When there are two leaders both claiming to be King, it can be terrible times. Worse in some places where choosing sides meant becoming an enemy of the other, and even a potential death sentence.
This was the case when Saul drove out David. Saul had banned David from his presence (1 Chr 12:1), but many of the people understood that he was the anointed of God to lead Israel when the time was right. People were in a precarious decision on whether they were to give their allegiance to Saul, or to David. And honestly whenever that happens in any nation in history, the big decision is where will the military align it’s allegiance?
The initial group of people to rally around David where the malcontents (1 Sam 22:2). They were misfits but they were loyal. But when David was in Ziklag after being banned by Saul, soldiers began to put their allegiance with David.
First it was a group of warriors who came from all over and could shoot arrows from a bow and sling stones with both their right and left hands. Their names are listed here. Then some Gadites defected to David at his stronghold and they were experts with shield and spear. They were mighty warriors in their own right, with the least of them capable of taking on 100 and the greatest of them a match for 1000 (1 Chr 12:14-15).

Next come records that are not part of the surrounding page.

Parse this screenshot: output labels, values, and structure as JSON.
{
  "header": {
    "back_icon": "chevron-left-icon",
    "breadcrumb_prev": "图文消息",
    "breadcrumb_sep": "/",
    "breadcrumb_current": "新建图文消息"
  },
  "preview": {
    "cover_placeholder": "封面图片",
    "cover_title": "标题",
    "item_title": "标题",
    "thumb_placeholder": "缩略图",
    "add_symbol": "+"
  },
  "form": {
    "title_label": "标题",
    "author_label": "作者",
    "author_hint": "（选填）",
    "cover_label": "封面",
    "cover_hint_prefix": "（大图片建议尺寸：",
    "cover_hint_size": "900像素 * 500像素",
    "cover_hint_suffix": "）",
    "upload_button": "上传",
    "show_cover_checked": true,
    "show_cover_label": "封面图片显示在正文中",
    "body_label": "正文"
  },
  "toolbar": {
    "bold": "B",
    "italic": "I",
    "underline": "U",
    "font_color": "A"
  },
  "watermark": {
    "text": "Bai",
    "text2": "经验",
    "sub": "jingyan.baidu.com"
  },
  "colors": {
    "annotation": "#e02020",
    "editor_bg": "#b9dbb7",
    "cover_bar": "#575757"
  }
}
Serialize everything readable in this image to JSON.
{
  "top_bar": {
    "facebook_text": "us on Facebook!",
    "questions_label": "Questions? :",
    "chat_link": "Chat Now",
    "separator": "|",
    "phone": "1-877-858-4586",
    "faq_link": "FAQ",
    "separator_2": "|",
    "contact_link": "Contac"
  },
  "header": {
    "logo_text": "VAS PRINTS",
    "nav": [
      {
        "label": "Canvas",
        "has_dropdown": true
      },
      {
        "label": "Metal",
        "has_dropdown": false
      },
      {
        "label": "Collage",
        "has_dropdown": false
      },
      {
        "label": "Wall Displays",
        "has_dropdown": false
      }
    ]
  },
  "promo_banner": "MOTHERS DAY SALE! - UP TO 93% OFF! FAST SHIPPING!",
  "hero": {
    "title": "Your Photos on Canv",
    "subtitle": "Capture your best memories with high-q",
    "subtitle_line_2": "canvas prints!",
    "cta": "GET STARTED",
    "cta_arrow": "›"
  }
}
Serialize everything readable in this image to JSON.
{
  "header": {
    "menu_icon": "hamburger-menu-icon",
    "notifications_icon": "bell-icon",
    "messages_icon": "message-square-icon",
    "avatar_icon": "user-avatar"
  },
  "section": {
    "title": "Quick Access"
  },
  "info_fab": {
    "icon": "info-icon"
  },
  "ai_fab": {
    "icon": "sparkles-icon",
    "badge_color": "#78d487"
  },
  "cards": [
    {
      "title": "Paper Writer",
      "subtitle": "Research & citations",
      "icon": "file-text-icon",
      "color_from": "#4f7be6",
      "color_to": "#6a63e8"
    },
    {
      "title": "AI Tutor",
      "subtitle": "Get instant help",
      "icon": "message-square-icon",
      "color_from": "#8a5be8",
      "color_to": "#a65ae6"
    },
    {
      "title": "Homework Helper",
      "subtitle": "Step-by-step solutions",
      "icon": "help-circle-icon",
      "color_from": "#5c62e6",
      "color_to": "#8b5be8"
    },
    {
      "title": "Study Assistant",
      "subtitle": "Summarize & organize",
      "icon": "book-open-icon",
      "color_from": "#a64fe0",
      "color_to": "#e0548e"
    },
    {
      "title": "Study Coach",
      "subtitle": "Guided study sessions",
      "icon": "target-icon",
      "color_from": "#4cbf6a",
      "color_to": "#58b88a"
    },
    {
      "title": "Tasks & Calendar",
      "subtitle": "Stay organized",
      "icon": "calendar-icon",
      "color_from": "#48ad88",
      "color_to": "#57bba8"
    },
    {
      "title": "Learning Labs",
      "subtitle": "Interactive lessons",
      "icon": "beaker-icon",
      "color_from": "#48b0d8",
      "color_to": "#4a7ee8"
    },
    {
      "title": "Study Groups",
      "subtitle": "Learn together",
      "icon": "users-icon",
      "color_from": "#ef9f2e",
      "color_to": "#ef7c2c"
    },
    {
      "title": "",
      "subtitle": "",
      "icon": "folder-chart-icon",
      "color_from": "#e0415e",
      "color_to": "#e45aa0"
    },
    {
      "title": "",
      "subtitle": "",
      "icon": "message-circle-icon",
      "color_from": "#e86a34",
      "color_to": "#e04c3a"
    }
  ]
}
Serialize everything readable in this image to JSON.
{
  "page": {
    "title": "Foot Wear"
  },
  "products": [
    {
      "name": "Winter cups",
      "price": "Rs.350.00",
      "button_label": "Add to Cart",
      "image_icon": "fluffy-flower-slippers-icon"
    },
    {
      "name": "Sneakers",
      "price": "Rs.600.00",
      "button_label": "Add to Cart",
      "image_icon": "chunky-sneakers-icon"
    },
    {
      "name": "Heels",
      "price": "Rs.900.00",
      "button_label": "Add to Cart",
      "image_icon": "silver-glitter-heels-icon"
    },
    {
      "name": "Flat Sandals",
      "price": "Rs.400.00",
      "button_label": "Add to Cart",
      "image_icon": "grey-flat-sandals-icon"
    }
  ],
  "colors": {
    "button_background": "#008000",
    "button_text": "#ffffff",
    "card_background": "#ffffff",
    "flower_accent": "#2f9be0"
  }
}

Next were the Benjamines and men from Judah who became leaders of his troops. Then “some Manassites defected to David when he with the Philistines to fight Saul” 1 Chr 12:19). They were “all brave warriors and commanders” (1 Chr 12:21).
Then without effort from David at all, might men of valor and skill came to David. It was like a flood of warriors:
“At that time, men came day after day to help David until there was a great army, like an army of God” (1 Chr 12:22).
When David was in Hebron it continued. The best and most skilled warriors from the various tribes defected and committed their allegiance to David. This included even men of Issachar who “understood the times and knew what Israel should do” (1 Chr 12:32).
All of these men came to serve under David. They came to him “determined to make David king over all Israel” (1 Chr 12:38).
If that wasn’t enough, the LORD also provided for them logistically.
“In addition, their neighbors from as far away as Issachar, Zebulun, and Naphtali came and brought food on donkeys, camels, mules and oxen–abundant provisions of flour, fig cakes, raisins, wine and oil, oxen and sheep” (1 Chr 12:40).
It was just crazy. God added soldiers and even made sure there was provision. Certainly the LORD’s hand was upon David.
“Indeed, there was joy in Israel” (1 Chr 12:40).
David was just a man running from Saul. But God had chosen him to lead. And without effort on his part, an army was given to him and the means to take care of that army. And not just any army but the very best soldiers, the most courageous leaders, mighty men, wise men and more.
Where God is blessing and it is His will, he will make the way of provision.